[1] Popkin B, Adair L, and Ng S. 2012. Global nutrition transition and the pandemic of obesity in developing countries. Nutrition Reviews, 70 (1), 3–21.

[2] Shetty P. 2013. Nutrition transition and its health outcomes. Indian Journal of Pediatrics, 80 (1), 21–27.

[3] Food and Agriculture Organization of the United Nations. 2013. State of Food and Agriculture. Rome, Italy.

[4] International Food Policy Research Institute. 2015. Global Nutrition Report. Washington, D.C.

[5] Murray C., et al. 2012. Disability-adjusted life years (DALYs) for 291 diseases and injuries in 21 regions, 1990–2010: a systematic analysis for the Global Burden of Disease Study 2010. Lancet, 380: 2197–223.

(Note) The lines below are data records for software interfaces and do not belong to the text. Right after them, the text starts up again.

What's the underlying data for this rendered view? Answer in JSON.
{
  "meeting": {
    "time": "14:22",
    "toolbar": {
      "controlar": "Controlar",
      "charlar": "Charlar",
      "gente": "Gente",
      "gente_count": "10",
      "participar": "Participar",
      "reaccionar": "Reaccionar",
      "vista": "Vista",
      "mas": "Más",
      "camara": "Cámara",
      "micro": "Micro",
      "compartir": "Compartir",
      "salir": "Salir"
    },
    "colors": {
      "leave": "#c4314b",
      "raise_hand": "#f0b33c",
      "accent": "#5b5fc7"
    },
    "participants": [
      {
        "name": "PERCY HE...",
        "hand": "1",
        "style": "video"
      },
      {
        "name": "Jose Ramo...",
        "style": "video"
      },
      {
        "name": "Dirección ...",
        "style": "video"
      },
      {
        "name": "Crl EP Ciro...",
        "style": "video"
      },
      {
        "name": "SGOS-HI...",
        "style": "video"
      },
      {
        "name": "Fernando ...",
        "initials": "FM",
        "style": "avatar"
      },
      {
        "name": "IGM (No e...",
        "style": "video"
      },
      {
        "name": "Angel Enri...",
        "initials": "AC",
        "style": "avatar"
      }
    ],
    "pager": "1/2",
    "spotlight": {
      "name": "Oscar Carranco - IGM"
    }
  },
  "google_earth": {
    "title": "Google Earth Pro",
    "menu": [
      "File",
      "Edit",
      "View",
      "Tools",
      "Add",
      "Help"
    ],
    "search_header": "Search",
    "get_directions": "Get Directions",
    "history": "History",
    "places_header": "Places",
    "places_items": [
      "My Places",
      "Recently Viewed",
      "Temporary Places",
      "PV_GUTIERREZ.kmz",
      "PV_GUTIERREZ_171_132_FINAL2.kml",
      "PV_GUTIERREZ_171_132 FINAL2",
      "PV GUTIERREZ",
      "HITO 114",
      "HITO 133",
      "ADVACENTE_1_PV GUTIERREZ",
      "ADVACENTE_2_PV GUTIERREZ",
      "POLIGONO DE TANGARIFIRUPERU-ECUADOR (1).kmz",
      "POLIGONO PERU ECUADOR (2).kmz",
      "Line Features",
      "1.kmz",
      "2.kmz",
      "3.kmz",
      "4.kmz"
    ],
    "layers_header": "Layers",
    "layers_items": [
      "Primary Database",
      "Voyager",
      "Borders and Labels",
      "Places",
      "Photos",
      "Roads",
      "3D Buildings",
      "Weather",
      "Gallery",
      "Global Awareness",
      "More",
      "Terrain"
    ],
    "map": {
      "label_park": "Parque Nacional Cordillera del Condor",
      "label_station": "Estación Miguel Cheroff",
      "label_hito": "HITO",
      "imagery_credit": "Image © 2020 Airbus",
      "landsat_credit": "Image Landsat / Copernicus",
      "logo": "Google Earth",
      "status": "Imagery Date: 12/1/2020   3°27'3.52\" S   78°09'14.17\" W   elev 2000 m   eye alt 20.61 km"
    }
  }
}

[8] Lim S, et al. 2012. A comparative risk assessment of burden of disease and injury attributable to 67 risk factors and risk factor clusters in 21 regions, 1990–2010: a systematic analysis for the Global Burden of Disease Study 2010. Lancet, 380: 2224–60.

[9] Ezzati M and Riboli E. 2013. Behavioral and Dietary Risk Factors for Noncommunicable Diseases. New England Journal of Medicine, 369:954-64.DOI: 10.1056/NEJMra1203528  

[10] Tillman D and Clark M. 2014. Global diets link environmental sustainability and human health. Nature, doi:10.1038/nature13959.

[11] Imamura et al. 2013. Dietary quality among men and women in 187 countries in 1990 and 2010: a systematic assessment. Lancet, 3: e132–42.